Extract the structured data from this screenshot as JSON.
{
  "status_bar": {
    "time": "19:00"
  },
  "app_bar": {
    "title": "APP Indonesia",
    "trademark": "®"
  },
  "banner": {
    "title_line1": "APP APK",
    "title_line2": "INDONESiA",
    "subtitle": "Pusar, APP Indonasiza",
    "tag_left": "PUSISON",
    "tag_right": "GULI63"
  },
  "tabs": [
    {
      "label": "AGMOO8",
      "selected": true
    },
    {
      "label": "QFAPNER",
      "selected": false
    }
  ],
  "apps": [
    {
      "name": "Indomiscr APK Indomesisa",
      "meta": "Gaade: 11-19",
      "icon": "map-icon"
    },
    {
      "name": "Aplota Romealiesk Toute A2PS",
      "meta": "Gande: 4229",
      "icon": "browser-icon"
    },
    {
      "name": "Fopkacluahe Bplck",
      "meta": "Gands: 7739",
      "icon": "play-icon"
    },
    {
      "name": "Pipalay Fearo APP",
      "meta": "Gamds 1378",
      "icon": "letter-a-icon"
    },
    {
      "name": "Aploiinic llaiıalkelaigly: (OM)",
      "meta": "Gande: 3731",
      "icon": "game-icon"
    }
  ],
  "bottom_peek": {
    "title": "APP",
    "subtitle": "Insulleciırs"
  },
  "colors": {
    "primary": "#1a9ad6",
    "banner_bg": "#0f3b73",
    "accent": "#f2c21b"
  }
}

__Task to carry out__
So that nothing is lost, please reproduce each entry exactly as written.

__Completed task__
Extract the structured data from this screenshot as JSON.
{
  "status_bar": {
    "time": "19:00"
  },
  "app_bar": {
    "title": "APP Indonesia",
    "trademark": "®"
  },
  "banner": {
    "title_line1": "APP APK",
    "title_line2": "INDONESiA",
    "subtitle": "Pusar, APP Indonasiza",
    "tag_left": "PUSISON",
    "tag_right": "GULI63"
  },
  "tabs": [
    {
      "label": "AGMOO8",
      "selected": true
    },
    {
      "label": "QFAPNER",
      "selected": false
    }
  ],
  "apps": [
    {
      "name": "Indomiscr APK Indomesisa",
      "meta": "Gaade: 11-19",
      "icon": "map-icon"
    },
    {
      "name": "Aplota Romealiesk Toute A2PS",
      "meta": "Gande: 4229",
      "icon": "browser-icon"
    },
    {
      "name": "Fopkacluahe Bplck",
      "meta": "Gands: 7739",
      "icon": "play-icon"
    },
    {
      "name": "Pipalay Fearo APP",
      "meta": "Gamds 1378",
      "icon": "letter-a-icon"
    },
    {
      "name": "Aploiinic llaiıalkelaigly: (OM)",
      "meta": "Gande: 3731",
      "icon": "game-icon"
    }
  ],
  "bottom_peek": {
    "title": "APP",
    "subtitle": "Insulleciırs"
  },
  "colors": {
    "primary": "#1a9ad6",
    "banner_bg": "#0f3b73",
    "accent": "#f2c21b"
  }
}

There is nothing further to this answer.